↓

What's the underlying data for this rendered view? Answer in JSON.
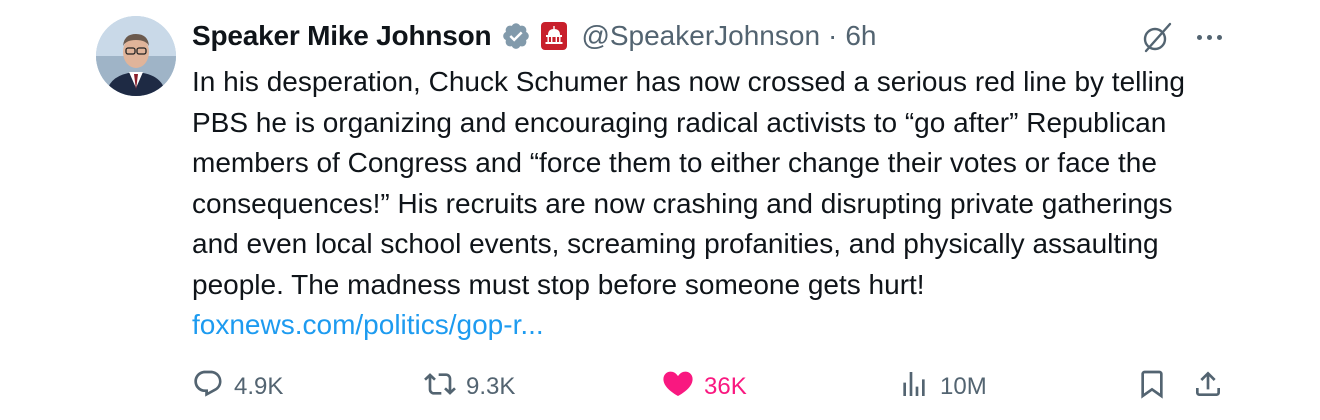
{
  "author": {
    "name": "Speaker Mike Johnson",
    "handle": "@SpeakerJohnson",
    "separator": "·",
    "time": "6h"
  },
  "tweet": {
    "text": "In his desperation, Chuck Schumer has now crossed a serious red line by telling PBS he is organizing and encouraging radical activists to “go after” Republican members of Congress and “force them to either change their votes or face the consequences!” His recruits are now crashing and disrupting private gatherings and even local school events, screaming profanities, and physically assaulting people. The madness must stop before someone gets hurt! ",
    "link": "foxnews.com/politics/gop-r..."
  },
  "actions": {
    "replies": "4.9K",
    "reposts": "9.3K",
    "likes": "36K",
    "views": "10M"
  },
  "icons": {
    "verified": "verified-badge-icon",
    "affiliation": "capitol-affiliation-icon",
    "grok": "grok-icon",
    "more": "more-icon",
    "reply": "reply-icon",
    "repost": "repost-icon",
    "like": "heart-icon",
    "views": "views-icon",
    "bookmark": "bookmark-icon",
    "share": "share-icon"
  },
  "colors": {
    "link": "#1d9bf0",
    "like": "#f91880",
    "secondary_text": "#536471",
    "verified": "#829aab",
    "affiliation": "#c81f2b"
  }
}
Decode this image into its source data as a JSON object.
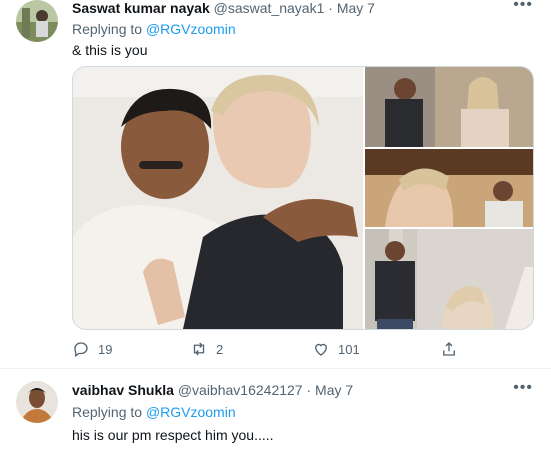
{
  "tweets": [
    {
      "display_name": "Saswat kumar nayak",
      "handle": "@saswat_nayak1",
      "separator": "·",
      "date": "May 7",
      "replying_prefix": "Replying to",
      "replying_to": "@RGVzoomin",
      "text": "& this is you",
      "replies": "19",
      "retweets": "2",
      "likes": "101",
      "icons": [
        "more-icon",
        "reply-icon",
        "retweet-icon",
        "like-icon",
        "share-icon"
      ]
    },
    {
      "display_name": "vaibhav Shukla",
      "handle": "@vaibhav16242127",
      "separator": "·",
      "date": "May 7",
      "replying_prefix": "Replying to",
      "replying_to": "@RGVzoomin",
      "text": "his is our pm respect him you....."
    }
  ],
  "colors": {
    "link": "#1d9bf0",
    "secondary": "#536471",
    "border": "#cfd9de"
  }
}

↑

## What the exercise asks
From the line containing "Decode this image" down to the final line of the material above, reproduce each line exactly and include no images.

## Solution
Decode this image into its source data as a JSON object.
{
  "tweets": [
    {
      "display_name": "Saswat kumar nayak",
      "handle": "@saswat_nayak1",
      "separator": "·",
      "date": "May 7",
      "replying_prefix": "Replying to",
      "replying_to": "@RGVzoomin",
      "text": "& this is you",
      "replies": "19",
      "retweets": "2",
      "likes": "101",
      "icons": [
        "more-icon",
        "reply-icon",
        "retweet-icon",
        "like-icon",
        "share-icon"
      ]
    },
    {
      "display_name": "vaibhav Shukla",
      "handle": "@vaibhav16242127",
      "separator": "·",
      "date": "May 7",
      "replying_prefix": "Replying to",
      "replying_to": "@RGVzoomin",
      "text": "his is our pm respect him you....."
    }
  ],
  "colors": {
    "link": "#1d9bf0",
    "secondary": "#536471",
    "border": "#cfd9de"
  }
}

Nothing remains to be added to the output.